It was a bright cold day in April, and the clocks were striking thirteen. Winston Smith, his chin nuzzled into his breast in an effort to escape the vile wind, slipped quickly through the glass doors of Victory Mansions…
George Orwell, Nineteen Eighty-Four

Third-person omniscient—the all-knowing ‘God’ point of view with the ability to see everything and dip in and out of a variety of characters’ thoughts and feelings

  • Leave the World Behind by Rumaan Alam
  • Pride and Prejudice by Jane Austen
  • Little Fires Everywhere by Celeste Ng
  • Everything I Never Told You by Celeste Ng
  • Gods of Jade and Shadow by Silvia Moreno-Garcia
  • The Lion, the Witch and the Wardrobe by C.S. Lewis
Lydia is dead. But they don’t know this yet. 1977, May 3, six thirty in the morning, no one knows anything but this innocuous fact: Lydia is late for breakfast.
—Celeste Ng, Everything I Never Told You
Well, the sun was shining. They felt that boded wellpeople turn any old thing into an omen. It was all just to say no clouds were to be seen. The sun where the sun always was. The sun persistent and indifferent.
Rumaan Alam, Leave the World Behind

Second-person point of view examples

Second person—the ‘you’ is narrating the story

  • Bright Lights, Big City by Jay McInerney
  • Open Water by Caleb Azumah Nelson
  • Montpelier Parade by Karl Geary
  • The Light We Lost by Jill Santopolo
The first night you met, a night you both negate as too brief an encounter, you pull your friend Samuel to the side.
Caleb Azumah Nelson, Open Water

Second person—the ‘you’ is another character, and this style usually includes a first-person narrator too

  • The Reluctant Fundamentalist by Mohsin Hamid
  • You by Caroline Kepnes
Excuse me sir, but may I be of assistance? Ah, I see I have alarmed you. Do not be frightened by my beard: I am a lover of America. I noticed that you were looking for something…
—Mohsin Hamid, The Reluctant Fundamentalist

Second person—the ‘you’ is the reader, and this style usually includes a first-person narrator too

  • The Catcher in the Rye by J.D. Salinger
  • The Book Thief by Markus Zusak
If you really want to hear about it, the first thing you’ll probably want to know is where I was born, and what my lousy childhood was like, and how my parents were occupied and all before they had me, and all that David Copperfield kind of crap, but I don’t feel like going into it, if you want to know the truth.
—J.D. Salinger, The Catcher in the Rye

When it comes to selecting your point of view, the choice is all yours

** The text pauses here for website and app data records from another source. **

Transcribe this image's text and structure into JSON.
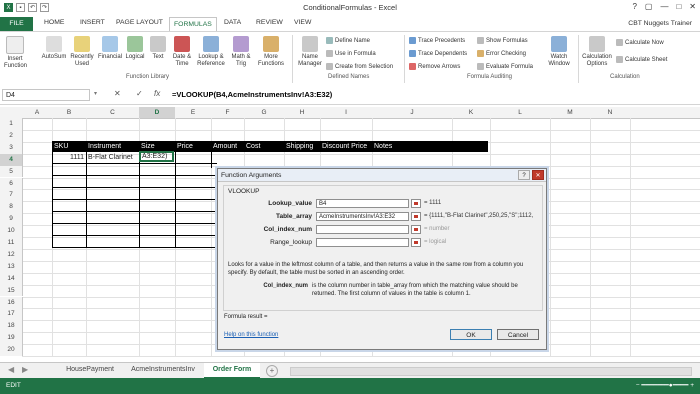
{
  "window": {
    "title": "ConditionalFormulas - Excel",
    "qat": [
      "save-icon",
      "undo-icon",
      "redo-icon"
    ],
    "controls": [
      "?",
      "▢",
      "—",
      "□",
      "✕"
    ]
  },
  "tabs": [
    "FILE",
    "HOME",
    "INSERT",
    "PAGE LAYOUT",
    "FORMULAS",
    "DATA",
    "REVIEW",
    "VIEW"
  ],
  "user": "CBT Nuggets Trainer",
  "ribbon": {
    "function_library": {
      "label": "Function Library",
      "buttons": [
        "Insert Function",
        "AutoSum",
        "Recently Used",
        "Financial",
        "Logical",
        "Text",
        "Date & Time",
        "Lookup & Reference",
        "Math & Trig",
        "More Functions"
      ]
    },
    "defined_names": {
      "label": "Defined Names",
      "name_manager": "Name Manager",
      "items": [
        "Define Name",
        "Use in Formula",
        "Create from Selection"
      ]
    },
    "formula_auditing": {
      "label": "Formula Auditing",
      "items": [
        "Trace Precedents",
        "Trace Dependents",
        "Remove Arrows",
        "Show Formulas",
        "Error Checking",
        "Evaluate Formula"
      ],
      "watch": "Watch Window"
    },
    "calculation": {
      "label": "Calculation",
      "options": "Calculation Options",
      "items": [
        "Calculate Now",
        "Calculate Sheet"
      ]
    }
  },
  "formula_bar": {
    "name_box": "D4",
    "cancel": "✕",
    "enter": "✓",
    "fx": "fx",
    "formula": "=VLOOKUP(B4,AcmeInstrumentsInv!A3:E32)"
  },
  "columns": [
    "A",
    "B",
    "C",
    "D",
    "E",
    "F",
    "G",
    "H",
    "I",
    "J",
    "K",
    "L",
    "M",
    "N"
  ],
  "rows": [
    "1",
    "2",
    "3",
    "4",
    "5",
    "6",
    "7",
    "8",
    "9",
    "10",
    "11",
    "12",
    "13",
    "14",
    "15",
    "16",
    "17",
    "18",
    "19",
    "20"
  ],
  "table": {
    "headers": [
      "SKU",
      "Instrument",
      "Size",
      "Price",
      "Amount",
      "Cost",
      "Shipping",
      "Discount Price",
      "Notes"
    ],
    "row4": {
      "sku": "1111",
      "instrument": "B-Flat Clarinet",
      "size": "A3:E32)"
    }
  },
  "dialog": {
    "title": "Function Arguments",
    "function_name": "VLOOKUP",
    "args": [
      {
        "label": "Lookup_value",
        "value": "B4",
        "result": "= 1111"
      },
      {
        "label": "Table_array",
        "value": "AcmeInstrumentsInv!A3:E32",
        "result": "= {1111,\"B-Flat Clarinet\",250,25,\"S\";1112,"
      },
      {
        "label": "Col_index_num",
        "value": "",
        "result": "= number"
      },
      {
        "label": "Range_lookup",
        "value": "",
        "result": "= logical"
      }
    ],
    "description": "Looks for a value in the leftmost column of a table, and then returns a value in the same row from a column you specify. By default, the table must be sorted in an ascending order.",
    "arg_desc_label": "Col_index_num",
    "arg_desc": "is the column number in table_array from which the matching value should be returned. The first column of values in the table is column 1.",
    "formula_result": "Formula result =",
    "help": "Help on this function",
    "ok": "OK",
    "cancel": "Cancel"
  },
  "sheet_tabs": [
    "HousePayment",
    "AcmeInstrumentsInv",
    "Order Form"
  ],
  "status": "EDIT"
}
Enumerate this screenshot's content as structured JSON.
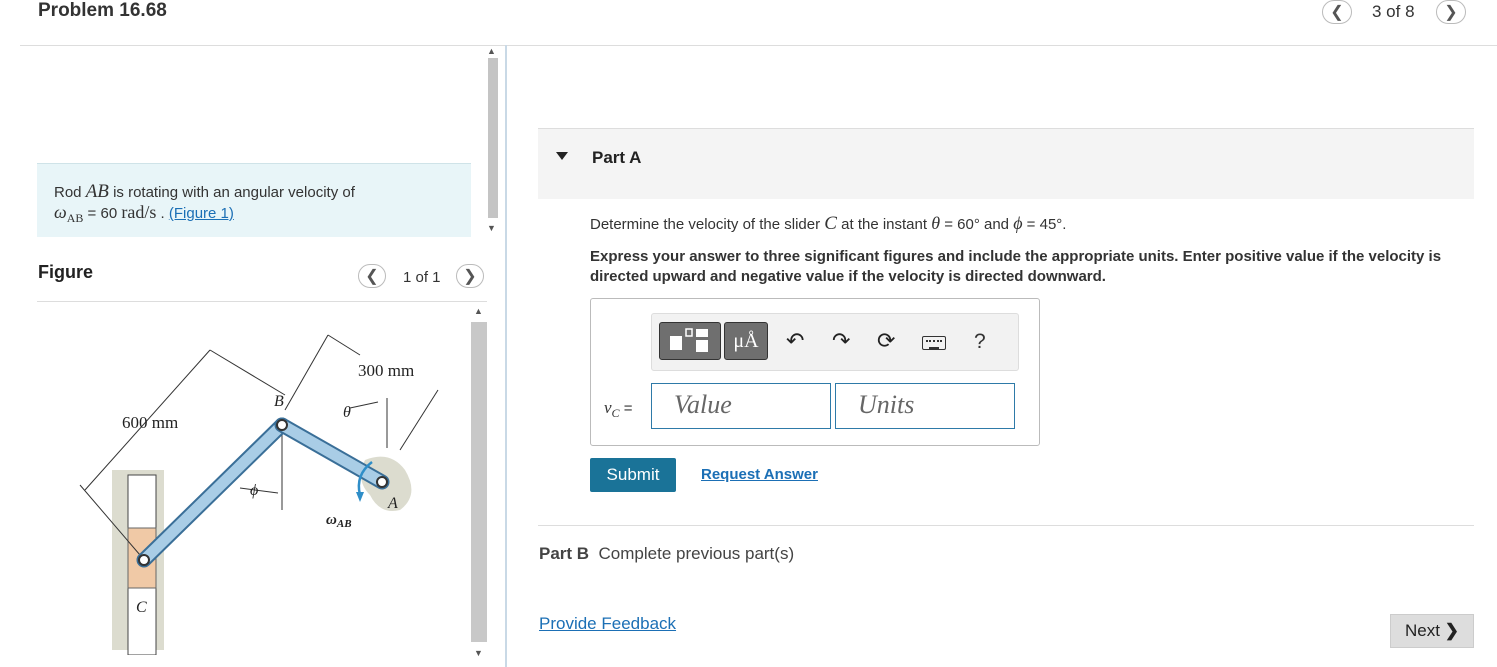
{
  "header": {
    "title": "Problem 16.68",
    "pager": "3 of 8",
    "prev_icon": "chevron-left-icon",
    "next_icon": "chevron-right-icon"
  },
  "intro": {
    "line1_prefix": "Rod ",
    "line1_var": "AB",
    "line1_suffix": " is rotating with an angular velocity of",
    "omega_symbol": "ω",
    "omega_sub": "AB",
    "equals_value": " = 60 ",
    "unit": "rad/s",
    "sep": " . ",
    "figure_link": "(Figure 1)"
  },
  "figure": {
    "header": "Figure",
    "pager": "1 of 1",
    "labels": {
      "dim_600": "600 mm",
      "dim_300": "300 mm",
      "point_B": "B",
      "point_A": "A",
      "point_C": "C",
      "theta": "θ",
      "phi": "ϕ",
      "omega": "ω",
      "omega_sub": "AB"
    }
  },
  "partA": {
    "label": "Part A",
    "question_prefix": "Determine the velocity of the slider ",
    "question_var": "C",
    "question_mid": " at the instant ",
    "theta": "θ",
    "theta_val": " = 60° and ",
    "phi": "ϕ",
    "phi_val": " = 45°.",
    "instructions": "Express your answer to three significant figures and include the appropriate units. Enter positive value if the velocity is directed upward and negative value if the velocity is directed downward.",
    "toolbar": {
      "templates_icon": "templates-icon",
      "units_button": "μÅ",
      "undo_icon": "undo-icon",
      "redo_icon": "redo-icon",
      "reset_icon": "reset-icon",
      "keyboard_icon": "keyboard-icon",
      "help": "?"
    },
    "var_label": "v",
    "var_sub": "C",
    "var_eq": " =",
    "value_placeholder": "Value",
    "units_placeholder": "Units",
    "submit": "Submit",
    "request": "Request Answer"
  },
  "partB": {
    "label": "Part B",
    "status": "Complete previous part(s)"
  },
  "footer": {
    "feedback": "Provide Feedback",
    "next": "Next"
  }
}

I hope this quick reference guide is something you can come back to whenever you are deciding which point of view to use. Though you may feel swayed by what is currently selling well in the market, or want to try something experimental because you believe it’s innovative, make sure you also have some solid reasons for why this viewpoint is the right one for this book.

When you have these reasons to back up your choice, you’ll feel far more secure about your writing as you work through the drafts of your novel. And remember, just like choosing pick-and-mix at the cinema, the choice is ultimately yours.

For more tips on writing and editing your novel, join us on a creative writing course at The Novelry today. Sign up for courses, coaching and a community from the world’s top-rated writing school.

Someone writing in a notebook
Mahsuda Snaith. Author and The Novelry Team Member
Mahsuda Snaith

Mahsuda Snaith’s debut novel The Things We Thought We Knew saw her named an Observer ‘New Face of Fiction.’

Members of The Novelry team